With Singapore’s National Day just around the corner, the sight of SAF fighter jets zooming across the sky and families gathering to watch live telecasts of the National Day Parade are some of the common experiences shared by many Singaporeans. Have you been curious though, about how people overseas celebrate their respective national days, and how these practices differ from those in Singapore?
In our very own national day special, we bring you short write-ups of unique national celebrations in four other countries.
1. Gwangbokjeol – South Korea
South Korea’s Independence Day, also known as Gwangabokjeol in Korean, is celebrated on 15th August each year, marking the end of Japanese colonial rule.
On this day, an official ceremony is held at either the Sejong Centre for the Performing Arts, or the Independence Hall of Korea, where the liberation song “Gwangbokjeol” is proudly sung to accompany the bright South Korean flags on display on government buildings and public houses.
Flash mob girls showing the strong patriotism of Koreans
Photo Credit: http://ewsiup2013.blogspot.sg/2013/09/south-korea-liberation-day-flash-mob.html
Independence Day is also a day of hope for prisoners, as the President grants special pardons to well-behaved prisoners. In honour of the independence activists, their descendants are allowed free access to all public museums and transport.
2. Bastille Day – France
Independence day is also known as Bastille Day in France, commemorating the end of the French Bourbon monarchy’s tyrannical rule in 1789. On 14th July each year, Bastille Day is celebrated with an obligatory military parade, a practice which is now replicated in many countries including Singapore.

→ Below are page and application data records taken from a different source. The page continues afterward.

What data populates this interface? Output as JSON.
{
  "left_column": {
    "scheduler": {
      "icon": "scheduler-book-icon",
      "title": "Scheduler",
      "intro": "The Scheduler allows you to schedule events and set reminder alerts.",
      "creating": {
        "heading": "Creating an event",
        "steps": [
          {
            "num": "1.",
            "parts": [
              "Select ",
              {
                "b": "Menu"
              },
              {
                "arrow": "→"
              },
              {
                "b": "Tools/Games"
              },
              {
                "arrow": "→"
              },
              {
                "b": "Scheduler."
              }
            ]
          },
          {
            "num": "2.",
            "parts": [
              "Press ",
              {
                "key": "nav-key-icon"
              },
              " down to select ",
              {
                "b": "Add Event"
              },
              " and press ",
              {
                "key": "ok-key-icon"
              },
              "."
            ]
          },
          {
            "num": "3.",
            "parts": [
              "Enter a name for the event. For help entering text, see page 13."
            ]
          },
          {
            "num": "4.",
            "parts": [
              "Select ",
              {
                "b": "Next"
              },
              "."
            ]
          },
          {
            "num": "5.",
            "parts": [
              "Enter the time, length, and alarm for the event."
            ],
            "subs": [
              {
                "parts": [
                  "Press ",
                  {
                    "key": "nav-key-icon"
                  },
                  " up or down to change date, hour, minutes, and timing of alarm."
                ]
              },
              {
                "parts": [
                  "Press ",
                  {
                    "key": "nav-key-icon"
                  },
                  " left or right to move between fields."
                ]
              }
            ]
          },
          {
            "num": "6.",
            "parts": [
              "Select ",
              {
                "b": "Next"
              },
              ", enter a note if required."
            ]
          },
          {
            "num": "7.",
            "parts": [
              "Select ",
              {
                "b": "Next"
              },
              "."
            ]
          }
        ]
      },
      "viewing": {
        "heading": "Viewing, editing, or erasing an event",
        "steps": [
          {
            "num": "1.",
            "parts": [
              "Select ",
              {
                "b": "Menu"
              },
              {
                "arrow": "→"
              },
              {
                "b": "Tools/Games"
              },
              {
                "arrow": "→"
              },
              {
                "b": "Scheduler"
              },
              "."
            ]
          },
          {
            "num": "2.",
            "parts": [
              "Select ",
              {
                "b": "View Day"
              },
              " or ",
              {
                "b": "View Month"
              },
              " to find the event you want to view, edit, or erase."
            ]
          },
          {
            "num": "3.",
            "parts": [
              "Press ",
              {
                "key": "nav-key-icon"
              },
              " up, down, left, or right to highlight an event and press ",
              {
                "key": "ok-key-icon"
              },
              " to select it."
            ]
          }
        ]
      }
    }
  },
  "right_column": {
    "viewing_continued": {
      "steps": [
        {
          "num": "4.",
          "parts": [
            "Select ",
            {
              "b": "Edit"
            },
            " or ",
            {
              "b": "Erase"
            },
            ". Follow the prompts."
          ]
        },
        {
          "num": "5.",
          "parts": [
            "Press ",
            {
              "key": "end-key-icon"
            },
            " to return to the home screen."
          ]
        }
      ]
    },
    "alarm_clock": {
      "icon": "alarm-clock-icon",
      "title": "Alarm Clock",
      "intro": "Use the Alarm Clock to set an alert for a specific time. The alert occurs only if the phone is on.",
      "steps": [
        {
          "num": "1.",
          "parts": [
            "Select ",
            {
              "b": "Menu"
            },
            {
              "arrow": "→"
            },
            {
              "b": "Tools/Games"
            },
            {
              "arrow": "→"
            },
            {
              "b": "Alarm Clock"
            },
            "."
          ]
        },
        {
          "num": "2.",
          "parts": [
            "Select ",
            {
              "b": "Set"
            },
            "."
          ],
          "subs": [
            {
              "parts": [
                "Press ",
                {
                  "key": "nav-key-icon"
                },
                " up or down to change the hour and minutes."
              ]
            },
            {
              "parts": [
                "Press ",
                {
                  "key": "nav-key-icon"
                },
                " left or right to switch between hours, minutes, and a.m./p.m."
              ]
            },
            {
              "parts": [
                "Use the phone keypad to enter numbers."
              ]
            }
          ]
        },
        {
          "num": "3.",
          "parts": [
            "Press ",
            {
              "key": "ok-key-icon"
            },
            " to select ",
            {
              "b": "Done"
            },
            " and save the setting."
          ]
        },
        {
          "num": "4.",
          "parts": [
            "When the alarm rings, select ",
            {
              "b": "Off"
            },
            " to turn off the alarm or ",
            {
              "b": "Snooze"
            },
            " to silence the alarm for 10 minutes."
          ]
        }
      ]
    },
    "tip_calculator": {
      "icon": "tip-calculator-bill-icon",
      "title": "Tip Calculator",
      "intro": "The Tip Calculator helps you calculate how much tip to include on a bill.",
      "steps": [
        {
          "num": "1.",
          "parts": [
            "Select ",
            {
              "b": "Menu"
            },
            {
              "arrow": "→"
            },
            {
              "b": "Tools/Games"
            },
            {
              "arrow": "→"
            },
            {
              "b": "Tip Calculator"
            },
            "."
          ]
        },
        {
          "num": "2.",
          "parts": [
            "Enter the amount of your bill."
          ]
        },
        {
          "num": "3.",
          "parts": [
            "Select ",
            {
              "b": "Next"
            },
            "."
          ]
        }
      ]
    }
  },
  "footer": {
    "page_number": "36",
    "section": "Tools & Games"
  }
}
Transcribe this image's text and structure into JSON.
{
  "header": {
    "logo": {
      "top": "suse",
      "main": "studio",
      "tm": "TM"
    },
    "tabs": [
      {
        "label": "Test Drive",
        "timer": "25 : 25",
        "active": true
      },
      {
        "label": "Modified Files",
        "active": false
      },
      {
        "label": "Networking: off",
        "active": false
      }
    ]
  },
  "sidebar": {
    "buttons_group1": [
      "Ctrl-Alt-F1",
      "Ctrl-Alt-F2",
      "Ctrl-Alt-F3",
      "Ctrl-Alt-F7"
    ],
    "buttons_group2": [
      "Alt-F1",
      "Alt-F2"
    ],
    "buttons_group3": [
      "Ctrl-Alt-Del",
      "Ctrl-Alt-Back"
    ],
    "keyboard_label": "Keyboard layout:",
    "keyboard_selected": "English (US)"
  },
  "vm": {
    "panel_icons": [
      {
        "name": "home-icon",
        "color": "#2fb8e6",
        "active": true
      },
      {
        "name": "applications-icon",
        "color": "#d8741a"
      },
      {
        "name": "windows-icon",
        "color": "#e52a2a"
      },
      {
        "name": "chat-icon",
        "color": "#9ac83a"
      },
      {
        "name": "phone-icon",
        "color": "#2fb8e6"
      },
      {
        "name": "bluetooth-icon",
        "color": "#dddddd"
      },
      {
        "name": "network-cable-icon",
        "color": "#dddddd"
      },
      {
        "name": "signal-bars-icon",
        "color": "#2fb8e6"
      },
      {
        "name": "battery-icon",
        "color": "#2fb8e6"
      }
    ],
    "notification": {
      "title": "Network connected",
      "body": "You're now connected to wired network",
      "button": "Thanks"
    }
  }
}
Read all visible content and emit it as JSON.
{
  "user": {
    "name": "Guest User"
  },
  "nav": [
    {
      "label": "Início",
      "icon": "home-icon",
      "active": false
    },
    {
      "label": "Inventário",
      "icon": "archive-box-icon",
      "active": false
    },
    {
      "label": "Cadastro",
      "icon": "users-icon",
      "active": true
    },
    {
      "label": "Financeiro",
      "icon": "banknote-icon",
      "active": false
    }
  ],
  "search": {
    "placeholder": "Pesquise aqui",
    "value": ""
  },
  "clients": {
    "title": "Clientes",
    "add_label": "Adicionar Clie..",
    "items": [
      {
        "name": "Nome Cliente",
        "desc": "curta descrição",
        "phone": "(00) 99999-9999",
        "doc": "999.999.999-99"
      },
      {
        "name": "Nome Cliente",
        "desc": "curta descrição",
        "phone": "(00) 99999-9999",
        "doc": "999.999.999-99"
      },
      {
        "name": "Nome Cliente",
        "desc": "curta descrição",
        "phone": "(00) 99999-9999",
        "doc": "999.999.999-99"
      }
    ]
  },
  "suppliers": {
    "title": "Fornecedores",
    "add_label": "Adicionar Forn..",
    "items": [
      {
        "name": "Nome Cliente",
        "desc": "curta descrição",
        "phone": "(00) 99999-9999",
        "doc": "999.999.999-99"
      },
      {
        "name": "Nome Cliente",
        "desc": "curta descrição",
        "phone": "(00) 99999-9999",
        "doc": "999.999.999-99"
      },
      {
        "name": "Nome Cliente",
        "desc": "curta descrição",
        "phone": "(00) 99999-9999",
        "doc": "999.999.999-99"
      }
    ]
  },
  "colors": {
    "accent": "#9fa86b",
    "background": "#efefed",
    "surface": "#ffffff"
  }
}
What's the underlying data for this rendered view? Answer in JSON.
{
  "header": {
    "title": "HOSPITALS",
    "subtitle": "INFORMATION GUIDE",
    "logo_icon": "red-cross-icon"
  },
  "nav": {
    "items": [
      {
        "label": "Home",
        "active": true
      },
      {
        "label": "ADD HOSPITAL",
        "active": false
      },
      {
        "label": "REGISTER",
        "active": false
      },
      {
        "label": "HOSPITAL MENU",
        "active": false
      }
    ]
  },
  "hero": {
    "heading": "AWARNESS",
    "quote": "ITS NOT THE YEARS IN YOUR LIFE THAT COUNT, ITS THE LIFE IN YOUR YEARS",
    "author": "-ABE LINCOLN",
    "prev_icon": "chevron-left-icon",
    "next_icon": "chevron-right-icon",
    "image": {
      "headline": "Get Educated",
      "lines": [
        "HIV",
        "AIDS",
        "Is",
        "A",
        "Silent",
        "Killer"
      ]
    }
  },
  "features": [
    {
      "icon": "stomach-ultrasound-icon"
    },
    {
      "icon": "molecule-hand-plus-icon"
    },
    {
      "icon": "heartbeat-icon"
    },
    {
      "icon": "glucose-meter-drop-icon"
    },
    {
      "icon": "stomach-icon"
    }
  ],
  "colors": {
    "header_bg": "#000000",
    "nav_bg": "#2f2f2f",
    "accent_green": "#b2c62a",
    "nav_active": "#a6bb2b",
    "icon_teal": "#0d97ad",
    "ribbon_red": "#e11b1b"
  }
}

The French also know how to party it up on Bastille Day with their “Fireman Galas” – where the local firemen open the fire stations to the public as makeshift party houses, often attracting partygoers with creative posters.
3. Independence Day – India
Independence Day is held in India on 15th August each year, marking the end of end of British colonial rule with a 21-gun salute and military parade at the Red Fort. Admire brightly-coloured kites dotting the horizon – many Indians enjoy kite-flying on this special day as kites symbolize freedom.
Photo Credit: http://travellingcamera.com
As we travel the world and appreciate the history and cultural practices in National Day celebrations across the world, it is amazing that that national pride and patriotism remains a constant across countries.
4. National Day – People’s Republic of China
Among all the different countries’ national day celebrations, China’s October 1 guoqingjie (National Day) celebrations are arguably among the grandest in the world. Commonly known as the Golden Week, consisting the three legal holidays and connecting weekends, this is the longest holiday period apart from the Spring Festival holidays.
Other than the celebratory activities nationwide, including firework displays and flag-raising ceremonies, the entire nation looks to Tiananmen Square for the impressive military reviews and parades. Apart from the official parade, the common people are also given the opportunity to voice their patriotic feelings, an extremely valuable experience to many Chinese.
National Day celebrations at Tiananmen Square
Photo Credit: http://www.travelchinaguide.com/intro/festival/national.htm
Interested in the way other countries celebrate other festivals? Check out our other piece on some of the Most Bizarre Festivals of the World.